‘A national concern’: Yarl’s Wood detention center condemned by prison watchdog
Chief Prisons Inspector Nick Hardwick made the remarks after the Serco-managed center was subjected to an unannounced inspection.
The Yarl’s Wood facility, which houses mostly women, has been wracked with allegations of mismanagement in recent years, and has been the scene of a number of hunger strikes by detainees.
In a scathing report, Her Majesty’s Inspectorate of Prisons (HMIP) said healthcare provided by the center had seen a severe decline, where women with abdominal pain in the early phase of pregnancy were not treated adequately.
The inspectors found that no fewer than 99 pregnant women had been held at Yarl’s Wood in 2014, in contravention of Home Office policy.
One individual told inspectors of sexual contact between staff and detainees and four others made allegations that staff had made inappropriate sexual comments.
"Yarl's Wood is rightly a place of national concern,” Hardwick said in a new report into the controversial facility in Bedfordshire.
“We should not make the mistake of blaming this on the staff on the ground.”
Although Hardwick defended staff conduct, which had been questioned in the past, he said there was more to be done.
"While there have been instances of unacceptable individual behavior, most staff work hard to mitigate the worst effects of detention and women told us they appreciated this,” he said.
“However, Yarl's Wood is failing to meet the needs of the most vulnerable women held."
On Saturday, hundreds of people gathered at the scandal-ridden detention center to lobby for its closure.

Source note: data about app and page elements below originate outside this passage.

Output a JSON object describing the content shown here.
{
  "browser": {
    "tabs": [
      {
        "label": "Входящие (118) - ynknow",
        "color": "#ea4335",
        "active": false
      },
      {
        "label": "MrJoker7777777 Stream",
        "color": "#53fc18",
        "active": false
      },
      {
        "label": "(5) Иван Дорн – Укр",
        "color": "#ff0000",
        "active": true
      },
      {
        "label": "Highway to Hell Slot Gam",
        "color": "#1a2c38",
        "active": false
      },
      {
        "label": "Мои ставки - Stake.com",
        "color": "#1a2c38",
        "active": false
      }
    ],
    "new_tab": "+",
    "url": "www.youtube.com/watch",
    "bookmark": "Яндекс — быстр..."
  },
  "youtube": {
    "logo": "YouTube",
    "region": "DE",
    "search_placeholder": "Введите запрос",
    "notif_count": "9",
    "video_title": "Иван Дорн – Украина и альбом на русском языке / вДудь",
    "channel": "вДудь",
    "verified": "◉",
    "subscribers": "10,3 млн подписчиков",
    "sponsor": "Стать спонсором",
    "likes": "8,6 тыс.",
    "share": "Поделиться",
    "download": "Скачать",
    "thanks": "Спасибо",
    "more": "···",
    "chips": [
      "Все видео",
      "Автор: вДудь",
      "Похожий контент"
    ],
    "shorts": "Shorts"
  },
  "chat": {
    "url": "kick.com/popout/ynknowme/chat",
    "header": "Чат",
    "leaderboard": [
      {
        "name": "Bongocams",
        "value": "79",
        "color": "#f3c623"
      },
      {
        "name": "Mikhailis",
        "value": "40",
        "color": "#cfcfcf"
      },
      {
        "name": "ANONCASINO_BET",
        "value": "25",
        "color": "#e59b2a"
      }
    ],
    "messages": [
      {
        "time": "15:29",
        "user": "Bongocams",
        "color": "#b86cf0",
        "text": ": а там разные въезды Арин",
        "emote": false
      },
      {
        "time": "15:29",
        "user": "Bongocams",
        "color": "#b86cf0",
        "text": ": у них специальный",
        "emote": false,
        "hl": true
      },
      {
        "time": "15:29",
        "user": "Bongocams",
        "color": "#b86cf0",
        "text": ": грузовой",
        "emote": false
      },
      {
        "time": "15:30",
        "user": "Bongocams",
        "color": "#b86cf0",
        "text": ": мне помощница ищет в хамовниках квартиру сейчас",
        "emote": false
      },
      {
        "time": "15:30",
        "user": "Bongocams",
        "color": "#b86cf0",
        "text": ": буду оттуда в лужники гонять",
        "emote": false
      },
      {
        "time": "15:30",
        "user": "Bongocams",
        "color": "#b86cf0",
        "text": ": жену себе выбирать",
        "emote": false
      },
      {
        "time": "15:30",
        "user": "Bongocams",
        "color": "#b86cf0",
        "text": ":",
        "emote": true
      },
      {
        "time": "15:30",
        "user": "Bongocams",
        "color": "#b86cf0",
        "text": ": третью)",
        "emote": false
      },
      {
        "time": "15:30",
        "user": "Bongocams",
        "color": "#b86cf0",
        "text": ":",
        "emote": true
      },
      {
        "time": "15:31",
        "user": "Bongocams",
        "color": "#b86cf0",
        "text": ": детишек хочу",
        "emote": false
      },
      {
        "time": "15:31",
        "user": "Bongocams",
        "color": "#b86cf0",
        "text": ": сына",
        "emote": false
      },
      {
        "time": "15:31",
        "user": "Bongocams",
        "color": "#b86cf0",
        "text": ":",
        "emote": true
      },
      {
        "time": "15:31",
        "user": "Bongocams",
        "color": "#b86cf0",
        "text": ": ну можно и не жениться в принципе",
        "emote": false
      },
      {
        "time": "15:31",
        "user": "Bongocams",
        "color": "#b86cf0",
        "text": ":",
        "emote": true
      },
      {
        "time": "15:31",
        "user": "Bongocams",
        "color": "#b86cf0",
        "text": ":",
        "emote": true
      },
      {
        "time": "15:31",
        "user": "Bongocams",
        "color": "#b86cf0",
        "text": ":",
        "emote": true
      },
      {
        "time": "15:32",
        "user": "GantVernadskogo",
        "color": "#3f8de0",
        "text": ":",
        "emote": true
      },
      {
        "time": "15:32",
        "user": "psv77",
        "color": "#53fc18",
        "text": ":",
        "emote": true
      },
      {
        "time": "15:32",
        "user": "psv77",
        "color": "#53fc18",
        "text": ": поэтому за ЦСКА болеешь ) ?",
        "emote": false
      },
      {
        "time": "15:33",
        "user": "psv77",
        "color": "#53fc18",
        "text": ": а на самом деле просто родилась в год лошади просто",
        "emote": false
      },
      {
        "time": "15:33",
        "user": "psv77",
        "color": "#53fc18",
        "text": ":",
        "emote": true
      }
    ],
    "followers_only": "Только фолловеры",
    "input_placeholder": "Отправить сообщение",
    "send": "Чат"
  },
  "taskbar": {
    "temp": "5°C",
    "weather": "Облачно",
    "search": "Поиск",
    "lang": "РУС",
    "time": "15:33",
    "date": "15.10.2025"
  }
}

Those on the outside were supported by women detained there, who waved white clothes from behind the fencing.
More than 500 people, according to Ruptly video agency estimates, took part in the demonstration.
While some of the protesters sprayed graffiti on the walls of the center, others kicked or attempted to climb the security fences.
They chanted slogans such as “shut it down, no human is illegal” and held signs reading, “your blood is our blood, your fight is our fight, your victory is our victory.”
The UK’s approach to dealing with migrants has been sharply criticized in recent months.
In June, Britain’s Court of Appeal suspended the controversial detained fast-track (DFT) system, which imprisons thousands of asylum seekers each year while they appeal rulings.
The High Court ruled the process was unlawful on June 12, but put a “legal stay” on the decision, meaning the fast-track system remained in operation until government had exhausted attempts to appeal.
Lord Justice Sullivan, who presided over the case, ruled the DFT system must end immediately. He said the system’s continuance would lead to cases being reheard, and a “horrible waste of money.”